First off, I'm a high school senior with almost all my college general education credits due to dual enrollment in Florida. I have been doing independed study since 10th grade and have self-taught everything computation from pre-calculus to differential equations which I completed last month.
I have credits for calculus 1 and 2 by AP calculus BCcalculus 3 and am currently taking differential equations by dual enrollment. As I noticed in these forums, AP calculus, and the calculus 3 and differential equations at college lack any treatment of proof.

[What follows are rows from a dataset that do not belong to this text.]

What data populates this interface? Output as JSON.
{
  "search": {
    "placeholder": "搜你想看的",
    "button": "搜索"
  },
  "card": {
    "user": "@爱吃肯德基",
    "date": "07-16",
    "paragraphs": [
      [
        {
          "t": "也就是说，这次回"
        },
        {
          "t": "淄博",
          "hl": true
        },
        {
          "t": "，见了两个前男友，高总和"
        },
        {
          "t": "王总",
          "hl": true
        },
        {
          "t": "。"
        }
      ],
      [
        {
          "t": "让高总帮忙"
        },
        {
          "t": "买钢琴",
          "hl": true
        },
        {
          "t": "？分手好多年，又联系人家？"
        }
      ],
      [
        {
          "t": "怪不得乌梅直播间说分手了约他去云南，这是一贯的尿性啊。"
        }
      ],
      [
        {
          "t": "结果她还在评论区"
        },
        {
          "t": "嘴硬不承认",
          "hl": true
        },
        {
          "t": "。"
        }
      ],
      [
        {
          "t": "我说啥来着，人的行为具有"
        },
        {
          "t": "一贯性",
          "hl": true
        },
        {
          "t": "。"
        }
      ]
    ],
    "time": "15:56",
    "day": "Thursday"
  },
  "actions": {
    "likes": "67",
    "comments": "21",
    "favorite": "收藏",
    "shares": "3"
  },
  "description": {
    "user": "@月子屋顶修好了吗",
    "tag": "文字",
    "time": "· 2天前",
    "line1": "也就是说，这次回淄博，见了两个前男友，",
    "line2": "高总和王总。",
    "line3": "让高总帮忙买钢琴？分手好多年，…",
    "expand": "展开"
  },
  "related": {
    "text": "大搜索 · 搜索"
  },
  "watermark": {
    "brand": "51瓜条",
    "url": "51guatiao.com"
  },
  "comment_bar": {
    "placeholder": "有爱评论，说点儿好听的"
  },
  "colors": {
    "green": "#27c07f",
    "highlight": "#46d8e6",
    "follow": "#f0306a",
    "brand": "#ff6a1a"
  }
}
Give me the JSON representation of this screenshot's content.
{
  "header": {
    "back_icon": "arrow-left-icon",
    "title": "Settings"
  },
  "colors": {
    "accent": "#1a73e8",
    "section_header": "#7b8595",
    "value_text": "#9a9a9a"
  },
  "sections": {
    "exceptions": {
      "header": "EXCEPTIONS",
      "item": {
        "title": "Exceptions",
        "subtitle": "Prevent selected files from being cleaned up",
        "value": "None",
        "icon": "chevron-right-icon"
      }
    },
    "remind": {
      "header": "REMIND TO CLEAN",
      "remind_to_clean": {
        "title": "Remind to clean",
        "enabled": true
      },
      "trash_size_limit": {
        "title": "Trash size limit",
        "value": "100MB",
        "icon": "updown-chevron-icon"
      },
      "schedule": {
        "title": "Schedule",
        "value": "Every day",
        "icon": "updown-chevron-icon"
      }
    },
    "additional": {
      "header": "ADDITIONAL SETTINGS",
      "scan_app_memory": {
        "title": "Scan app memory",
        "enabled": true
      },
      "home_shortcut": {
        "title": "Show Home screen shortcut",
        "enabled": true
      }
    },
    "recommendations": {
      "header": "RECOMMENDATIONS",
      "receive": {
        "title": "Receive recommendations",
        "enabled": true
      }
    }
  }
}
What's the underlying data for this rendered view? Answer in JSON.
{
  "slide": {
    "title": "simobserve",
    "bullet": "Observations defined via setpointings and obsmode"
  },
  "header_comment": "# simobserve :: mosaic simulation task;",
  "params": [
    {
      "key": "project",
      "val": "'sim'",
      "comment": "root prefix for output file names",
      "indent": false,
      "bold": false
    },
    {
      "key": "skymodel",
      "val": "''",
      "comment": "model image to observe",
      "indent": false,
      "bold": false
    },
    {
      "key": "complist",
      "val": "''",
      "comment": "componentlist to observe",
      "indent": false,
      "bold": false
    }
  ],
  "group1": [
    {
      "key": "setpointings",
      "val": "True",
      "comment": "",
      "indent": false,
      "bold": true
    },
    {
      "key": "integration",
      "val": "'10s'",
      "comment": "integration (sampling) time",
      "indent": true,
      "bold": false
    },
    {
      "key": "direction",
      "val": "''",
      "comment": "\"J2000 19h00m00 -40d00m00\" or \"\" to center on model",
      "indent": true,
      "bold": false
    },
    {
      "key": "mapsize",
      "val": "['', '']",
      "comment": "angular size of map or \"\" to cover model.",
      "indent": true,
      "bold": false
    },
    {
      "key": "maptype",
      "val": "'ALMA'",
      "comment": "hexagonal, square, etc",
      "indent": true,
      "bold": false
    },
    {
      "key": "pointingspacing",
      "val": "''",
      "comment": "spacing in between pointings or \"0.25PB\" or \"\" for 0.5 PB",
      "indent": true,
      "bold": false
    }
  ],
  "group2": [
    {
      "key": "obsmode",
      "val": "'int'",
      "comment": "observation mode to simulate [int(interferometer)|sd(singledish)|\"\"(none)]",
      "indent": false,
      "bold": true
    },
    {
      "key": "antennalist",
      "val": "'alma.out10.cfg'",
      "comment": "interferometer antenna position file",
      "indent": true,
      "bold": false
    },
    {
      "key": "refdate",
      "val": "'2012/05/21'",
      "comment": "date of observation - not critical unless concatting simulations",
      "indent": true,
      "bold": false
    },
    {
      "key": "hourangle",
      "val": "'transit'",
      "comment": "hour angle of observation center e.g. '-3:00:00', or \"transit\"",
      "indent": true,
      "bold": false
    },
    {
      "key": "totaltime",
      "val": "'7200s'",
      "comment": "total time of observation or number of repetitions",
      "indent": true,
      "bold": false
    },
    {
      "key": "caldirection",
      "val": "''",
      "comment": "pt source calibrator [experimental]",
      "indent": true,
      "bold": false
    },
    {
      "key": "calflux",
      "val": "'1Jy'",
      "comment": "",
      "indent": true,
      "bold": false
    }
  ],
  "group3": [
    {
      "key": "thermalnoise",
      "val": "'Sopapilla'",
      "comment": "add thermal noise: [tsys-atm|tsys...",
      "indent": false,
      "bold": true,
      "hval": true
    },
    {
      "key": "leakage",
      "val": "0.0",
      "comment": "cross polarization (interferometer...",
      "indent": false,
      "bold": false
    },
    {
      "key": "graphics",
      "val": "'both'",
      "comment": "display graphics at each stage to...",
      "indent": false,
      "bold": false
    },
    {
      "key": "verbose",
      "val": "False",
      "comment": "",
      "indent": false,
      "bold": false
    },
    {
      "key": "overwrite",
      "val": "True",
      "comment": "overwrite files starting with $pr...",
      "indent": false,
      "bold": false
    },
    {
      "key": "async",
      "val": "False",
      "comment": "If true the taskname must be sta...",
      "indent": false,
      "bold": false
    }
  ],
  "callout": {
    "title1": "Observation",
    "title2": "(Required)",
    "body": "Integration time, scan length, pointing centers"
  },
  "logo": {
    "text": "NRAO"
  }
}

However, in Florida public universities, usually all the proofs affiliated with these courses at presented as a core course to be taken after the introductory calculus sequence. Similarly, I'm going to exempt the calculus sequence which shouldn't do much harm since neither regular nor honors calculus presents any proofs here.
So recently, I have been trying to promote my maturity in mathematics. I have gone through proofs of theorems with field axioms and order axioms for real numbers with no trouble. Worked with natural numbers and learned how to use induction.
I've done a bit of set theory algebra proofs including union, intersection, and the supremum and infimum of bounded sets. And worked a bit with the proofs using the e-o definition of limits to prove their properties.
Thing is, I usually don't prove the theorems by myself. I usually have to take a peak and the hint will usually get me a bit of the proof done. Once I learn the proof, though, I understand every part of it. This is the right procedure to developing mathematical maturity right?The supremum of a subset S of (P,⊆), where P is the power set of some set, is the supremum with respect to ⊆ (subset) of a subset S of P is the union of the elements of S.
See also [ edit ] Wikimedia Commons has media related to Infimum and supremum.
Solutions to Practice Problems Exercise Consider the set A= f(1)n n: n2Ng: (a) Show that Ais bounded from above. Find the supremum. Is this supre-. Supremum and infimum with proof. Ask Question. Browse other questions tagged calculus proof-writing supremum-and-infimum upper-lower-bounds or ask your own question.
asked. 1 year, 1 month ago Supremum and infimum of sequence. 0. how to . Chapter2 The supremum and inﬁmum We review the deﬁnition of the supremum and and inﬁmum and some of their properties that we use in deﬁning and analyzing the Riemann integral.
sequence guarantees conv ergence for that particular right–hand side, but not for general right–hand sides. It is therefore not obliged to give a w ell–balanced (stable) scheme.
Max, Min, Sup, Inf We would like to begin by asking for the maximum of the function f(x) = (sinx)/x. An approximate graph is indicated below. we use the word ‘supremum’ instead of the word ‘maximum’. The Reversing the above sequence of inequalities shows that if n > 1.